In July 2015, an APA-commissioned independent report led by Chicago attorney David H. Hoffman concluded that APA and DOD officials had colluded to establish permissive APA ethics policies supporting the torture program under President George W. Bush’s “war on terror.”
The APA Council of Representatives then passed an historic ban on the involvement of psychologists in settings that operate outside or in violation of international law, including Guantánamo.
But military psychologists and other groups within APA are trying to roll back the new policy to put psychologists back in Guantanamo and elsewhere.
Before launching the study, LoCicero contacted three programs that posted their ethics course syllabi on the Web site of the APA’s Division 2, The Society for the Teaching of Psychology, to ask if the coursework addressed psychologists’ roles in military interrogations.
“They all said the same thing,” LoCicero said. “They just don’t have time to prioritize it, that they felt there were other things that were more commonly encountered by more of their students and so they were focusing on the things that they felt were everyday matters.”
The researchers write that they did not poll all 237 APA-accredited clinical psychology doctoral programs “because we believed there was a risk APA would object to our survey.”
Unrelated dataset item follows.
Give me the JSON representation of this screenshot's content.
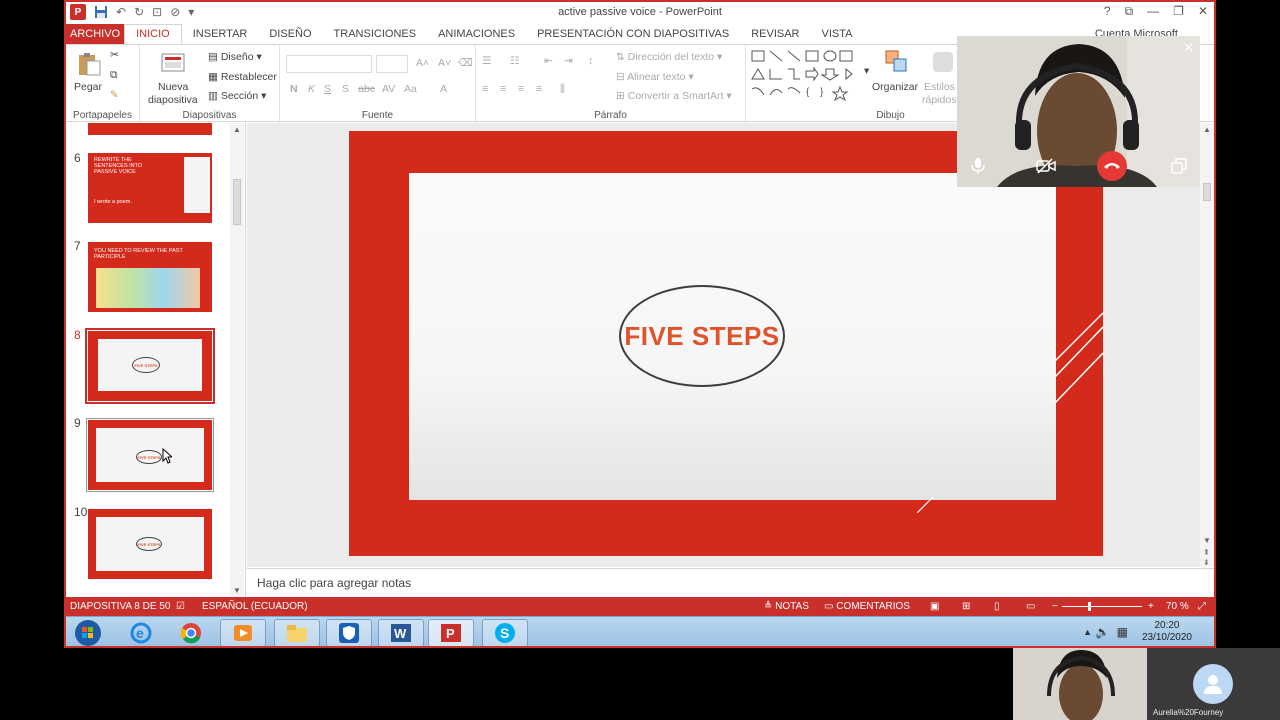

Asked if they were paranoid, LoCicero replied: “I understand your question. People can say paranoid. I don’t think anybody was out to get us, but I don’t think APA would have necessarily been very happy to see these questions put out to the directors of clinical training.”
LoCicero said the authors promised absolute confidentiality to those who responded to the study. She thanked the journal’s publisher, APA Division 48, The Society for the Study of Peace, Conflict and Violence: Peace Psychology.
“I think it was courageous of the journal to publish it,” she said.
“This is not a great finding. It’s not a happy finding,” LoCicero added. “The good news is we don’t think this particular thing is going to be impossible to remedy.”
The study recommends ways to address the gap in ethics education and stop torture from happening in the future.
They include referencing APA’s new “Standards of Accreditation for Health Service Psychology” to guide the systematic inclusion of ethics throughout the curriculum.
Professors can teach the history of APA’s relationship with the DOD and Central Intelligence Agency and educate students to both identify the values embraced by military culture and those in a social justice approach to ethics.
The authors say it would be beneficial for students to engage in debates about a dilemma and then switch sides halfway through to argue for the other side.
The new Standards of Accreditation includes a requirement that all students and trainees develop skills leading to ethical decision making as one of nine profession-wide competencies (PWCs). In response to an inquiry from New England Psychologist, APA’s Communications Group replied with the following statement:
“The PWCs do not require programs to deliver specific types of training, but provide programs with the opportunity to implement education and training that will deal with the multiple types of situations for which those trained in health service psychology might encounter. Given the diversity of such situations, training at the doctoral level in accredited programs is grounded in the ethical principles of the profession, as well as laws and regulations that are relevant for a range of practice settings. Such training is related to all possible career paths that the profession offers.”
By Janine Weisman